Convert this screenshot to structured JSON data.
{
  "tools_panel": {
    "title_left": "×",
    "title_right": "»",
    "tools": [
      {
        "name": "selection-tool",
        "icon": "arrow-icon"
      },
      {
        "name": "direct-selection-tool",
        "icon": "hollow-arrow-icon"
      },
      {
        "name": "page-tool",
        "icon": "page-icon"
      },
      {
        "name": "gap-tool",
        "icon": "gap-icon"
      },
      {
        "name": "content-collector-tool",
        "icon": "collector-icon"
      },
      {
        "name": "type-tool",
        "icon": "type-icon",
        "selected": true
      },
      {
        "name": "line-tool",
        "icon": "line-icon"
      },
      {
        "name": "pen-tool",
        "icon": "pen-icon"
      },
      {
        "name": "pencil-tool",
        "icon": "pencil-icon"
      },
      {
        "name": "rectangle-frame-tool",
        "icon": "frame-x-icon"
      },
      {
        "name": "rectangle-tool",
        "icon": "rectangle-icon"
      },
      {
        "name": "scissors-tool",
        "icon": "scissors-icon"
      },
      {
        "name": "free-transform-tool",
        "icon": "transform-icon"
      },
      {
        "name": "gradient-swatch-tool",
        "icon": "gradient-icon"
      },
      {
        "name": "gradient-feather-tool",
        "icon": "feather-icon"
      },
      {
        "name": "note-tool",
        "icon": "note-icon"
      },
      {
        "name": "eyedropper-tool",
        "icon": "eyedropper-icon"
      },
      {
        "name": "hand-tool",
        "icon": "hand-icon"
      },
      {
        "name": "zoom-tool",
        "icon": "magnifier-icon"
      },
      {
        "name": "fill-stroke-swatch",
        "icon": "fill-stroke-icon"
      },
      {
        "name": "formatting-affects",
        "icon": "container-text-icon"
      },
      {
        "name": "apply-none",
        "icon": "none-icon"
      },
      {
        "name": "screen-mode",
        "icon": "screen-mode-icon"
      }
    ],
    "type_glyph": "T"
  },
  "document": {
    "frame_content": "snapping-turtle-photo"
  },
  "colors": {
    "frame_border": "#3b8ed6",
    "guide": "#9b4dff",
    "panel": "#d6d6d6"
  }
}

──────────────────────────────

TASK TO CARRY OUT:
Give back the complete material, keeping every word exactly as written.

FINAL ANSWER:
Convert this screenshot to structured JSON data.
{
  "tools_panel": {
    "title_left": "×",
    "title_right": "»",
    "tools": [
      {
        "name": "selection-tool",
        "icon": "arrow-icon"
      },
      {
        "name": "direct-selection-tool",
        "icon": "hollow-arrow-icon"
      },
      {
        "name": "page-tool",
        "icon": "page-icon"
      },
      {
        "name": "gap-tool",
        "icon": "gap-icon"
      },
      {
        "name": "content-collector-tool",
        "icon": "collector-icon"
      },
      {
        "name": "type-tool",
        "icon": "type-icon",
        "selected": true
      },
      {
        "name": "line-tool",
        "icon": "line-icon"
      },
      {
        "name": "pen-tool",
        "icon": "pen-icon"
      },
      {
        "name": "pencil-tool",
        "icon": "pencil-icon"
      },
      {
        "name": "rectangle-frame-tool",
        "icon": "frame-x-icon"
      },
      {
        "name": "rectangle-tool",
        "icon": "rectangle-icon"
      },
      {
        "name": "scissors-tool",
        "icon": "scissors-icon"
      },
      {
        "name": "free-transform-tool",
        "icon": "transform-icon"
      },
      {
        "name": "gradient-swatch-tool",
        "icon": "gradient-icon"
      },
      {
        "name": "gradient-feather-tool",
        "icon": "feather-icon"
      },
      {
        "name": "note-tool",
        "icon": "note-icon"
      },
      {
        "name": "eyedropper-tool",
        "icon": "eyedropper-icon"
      },
      {
        "name": "hand-tool",
        "icon": "hand-icon"
      },
      {
        "name": "zoom-tool",
        "icon": "magnifier-icon"
      },
      {
        "name": "fill-stroke-swatch",
        "icon": "fill-stroke-icon"
      },
      {
        "name": "formatting-affects",
        "icon": "container-text-icon"
      },
      {
        "name": "apply-none",
        "icon": "none-icon"
      },
      {
        "name": "screen-mode",
        "icon": "screen-mode-icon"
      }
    ],
    "type_glyph": "T"
  },
  "document": {
    "frame_content": "snapping-turtle-photo"
  },
  "colors": {
    "frame_border": "#3b8ed6",
    "guide": "#9b4dff",
    "panel": "#d6d6d6"
  }
}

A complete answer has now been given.